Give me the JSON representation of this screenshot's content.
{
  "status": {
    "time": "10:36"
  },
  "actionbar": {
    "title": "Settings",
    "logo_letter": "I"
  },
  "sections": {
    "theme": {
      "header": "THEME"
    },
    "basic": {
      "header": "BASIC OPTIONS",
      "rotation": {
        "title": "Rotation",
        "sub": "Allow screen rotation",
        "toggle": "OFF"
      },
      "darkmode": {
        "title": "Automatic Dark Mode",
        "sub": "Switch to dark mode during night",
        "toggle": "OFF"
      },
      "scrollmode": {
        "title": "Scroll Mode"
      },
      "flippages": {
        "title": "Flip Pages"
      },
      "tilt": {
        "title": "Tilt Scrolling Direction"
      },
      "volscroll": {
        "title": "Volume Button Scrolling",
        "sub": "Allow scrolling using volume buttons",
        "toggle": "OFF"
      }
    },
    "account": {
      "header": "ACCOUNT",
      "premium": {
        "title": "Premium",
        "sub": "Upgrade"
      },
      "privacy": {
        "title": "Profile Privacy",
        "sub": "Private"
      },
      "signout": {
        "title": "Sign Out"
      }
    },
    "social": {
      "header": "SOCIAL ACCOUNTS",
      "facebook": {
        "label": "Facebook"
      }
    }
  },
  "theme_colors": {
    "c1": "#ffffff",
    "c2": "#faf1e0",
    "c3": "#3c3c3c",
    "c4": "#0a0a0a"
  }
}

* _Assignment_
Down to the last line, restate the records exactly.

* _Exercise answer_
Give me the JSON representation of this screenshot's content.
{
  "status": {
    "time": "10:36"
  },
  "actionbar": {
    "title": "Settings",
    "logo_letter": "I"
  },
  "sections": {
    "theme": {
      "header": "THEME"
    },
    "basic": {
      "header": "BASIC OPTIONS",
      "rotation": {
        "title": "Rotation",
        "sub": "Allow screen rotation",
        "toggle": "OFF"
      },
      "darkmode": {
        "title": "Automatic Dark Mode",
        "sub": "Switch to dark mode during night",
        "toggle": "OFF"
      },
      "scrollmode": {
        "title": "Scroll Mode"
      },
      "flippages": {
        "title": "Flip Pages"
      },
      "tilt": {
        "title": "Tilt Scrolling Direction"
      },
      "volscroll": {
        "title": "Volume Button Scrolling",
        "sub": "Allow scrolling using volume buttons",
        "toggle": "OFF"
      }
    },
    "account": {
      "header": "ACCOUNT",
      "premium": {
        "title": "Premium",
        "sub": "Upgrade"
      },
      "privacy": {
        "title": "Profile Privacy",
        "sub": "Private"
      },
      "signout": {
        "title": "Sign Out"
      }
    },
    "social": {
      "header": "SOCIAL ACCOUNTS",
      "facebook": {
        "label": "Facebook"
      }
    }
  },
  "theme_colors": {
    "c1": "#ffffff",
    "c2": "#faf1e0",
    "c3": "#3c3c3c",
    "c4": "#0a0a0a"
  }
}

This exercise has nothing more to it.